Some weeks ago we read the interview to Ana Naranjo and this week Franciso López (flutist in Gothenburg Opera, in Sweden) tells us his musical experiences. I hope you enjoy it!
- How did you begin in music?
I remember how I got in the conservatory of Plasencia, my home city. The teacher of music in the school gave me a note to hand over to my mother, in which she said she wanted to see her personally. When I read the note I tried to hide it because I tought that probably I would have done something wrong. I was never known for being a good boy in the school. Finally the note arrived to my mother´s hands and they decided to take to me to do the auditions for the conservatory. My mother told me that the teacher of music was always finding me during the breaks sneaking in the music room and playing all the instruments there were.
You can imagine the rest: I did the audition and I was lucky to be able to choose the instrument I wanted. The one I liked the most was the flute, and I am sure that it was due to the way in which Juanjo Hernández did the demonstration. He was my teacher and the one who did that I really loved the flute.
- What’s the most curious thing that has happened to you in your career as musician?
A lot of things more or less curious have happened to me, it´s difficult to remember only one.
When I was playing in the Plasencia Band there was a time in which we had no tuba and I offered myself voluntarily for some months, but I realized soon that tuba was not for me.
There were also a couple of years in which I played in open-air dances in summer with my sister. She sang and I played the keyboard and sometimes the flute. One night, while I was playing the keyboard, one dude climbed the stage and grabbed my flute in order to steal it. I had time to react and nothing happened. But I took not a long time to give up the world of the open-air dances.
During the years in the High School of Music in Zaragoza, I played jotas on a very professional level with the group “Nobleza Baturra” and also something of flamenco with the group “La Querencia”. Both were very enriching experiences.
- How do you see the current musical outlook?
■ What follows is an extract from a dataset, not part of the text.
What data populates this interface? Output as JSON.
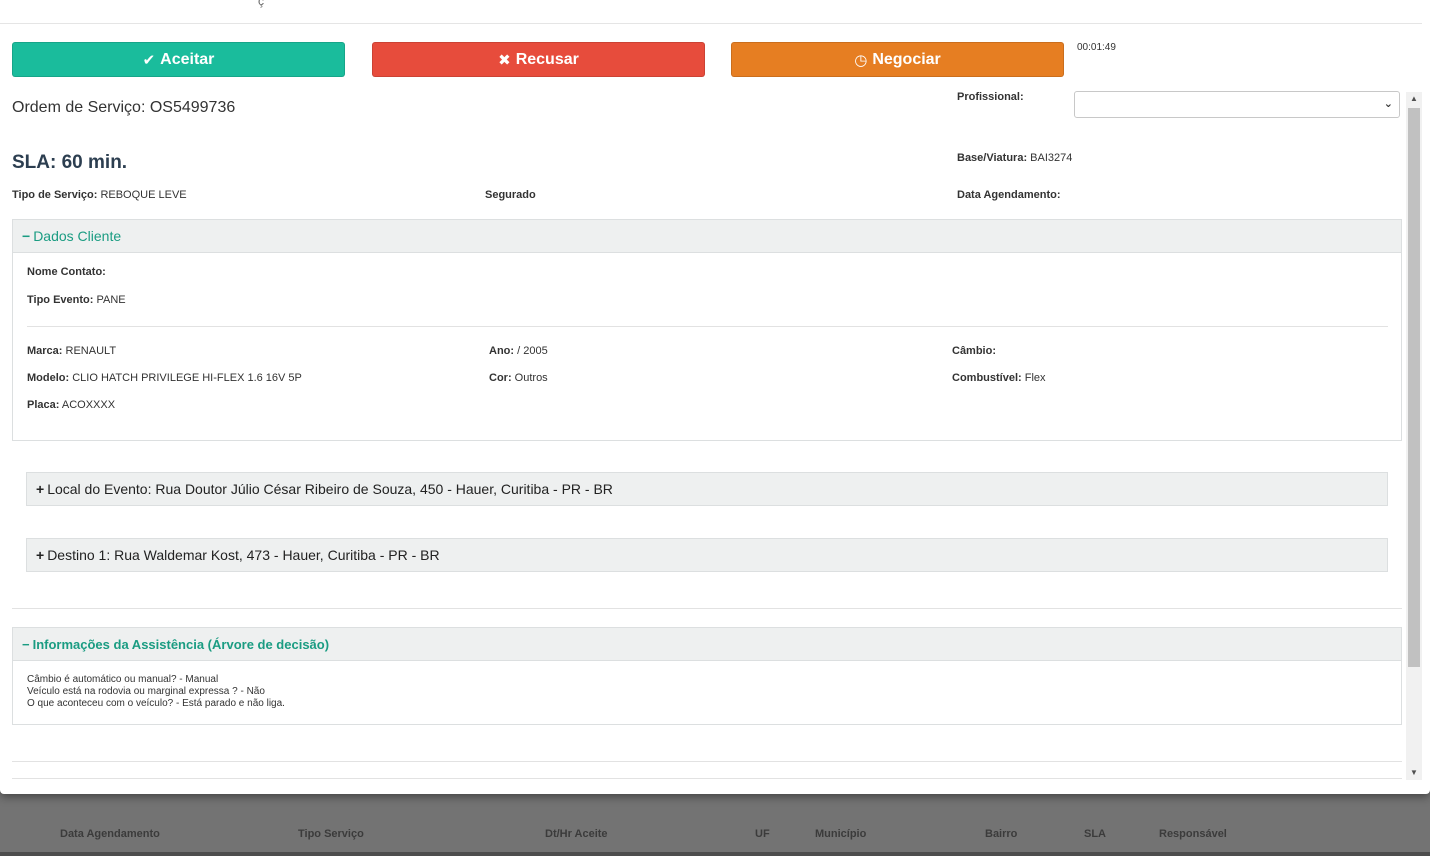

If you mean the musical outlook here in Sweden, I see it marvellously. I think that the swedish society has known how to find a good balance between musical tradition and to adapt to the demands of the current society. The orchestras don´t mind playing in concerts with pop singers, or even playing musicals and taking part in concerts and workshops with children. A month ago we made in Gothenburg Opera a very interesting proyect in which we played the soundtrack of “ Frozen Planet”, a documentary about the wild life in the poles by BBC, and we had a screen behind with the video. It was a big success, so we will repeat it in February. This kind of proyects, without forgetting of course the occidental music tradition, make you find a balance between present and tradition. Of course there are ochestras, such as Gothenburg Symphony, that have a great tradition (more than a century) and they have played with conductors such as Grieg, Sibelius or Nielsen, who take part of the history of occidental music. This kind of orchestra is devoted more profoundly to the traditional clasical repertoire.
Something to keep in mind in Sweden is also that the price of the tickets for this kind of shows is quite affordable for any pocket, due to the fact that most of the price is financed by the swedish government. To see the symphonic orchestra, the student ticket is about two euros, and the normal ticket between ten and thirty. To see an opera costs six euros if you are a student, and the normal ticket can cost from fifteen to fifty euros.
This fact is quite important if you compare it with the reality in concert halls and theatres in Spain, where the average citizen doesn´t get the chance to see the majority of the concerts and operas.
Generally, I think that the spanish tradition of orchestras and operas is quite young and this makes music doesn´t arrive everywhere. There are a lot of people who don´t recognize the instruments of the orchestra yet, and even go to the concerts with total ignorance about what they are going to listen. The musical theatre really helps to touch all the publics and to awaken their interest. It´s easier to reach people telling a good story. Germany is a clear example of what I am talking about. The number of operas is considerably higher than the number of symphonic orchestras. There are very small villages that have a theatre in which they play operas every week.
Clasical music hasn´t left a mark on our society yet, and it´s our duty to teach to listen as much children as adults.
- And finally, some advice for our readers.
I find always hard to give advice….I think that the most important thing in our profession is to learn how to listen to yourself. During our years of degree we listen to our teachers, to professionals, to conductors and even to our classmates saying what is right and what isn´t. It´s posible to learn from everything, but much more important is the time we spend developing our creativity. To trust in our imagination can be sometimes something risky, but music is a way of expression. To find our own expression needs more effort, but I think when you find it you learn to live in a more honest way.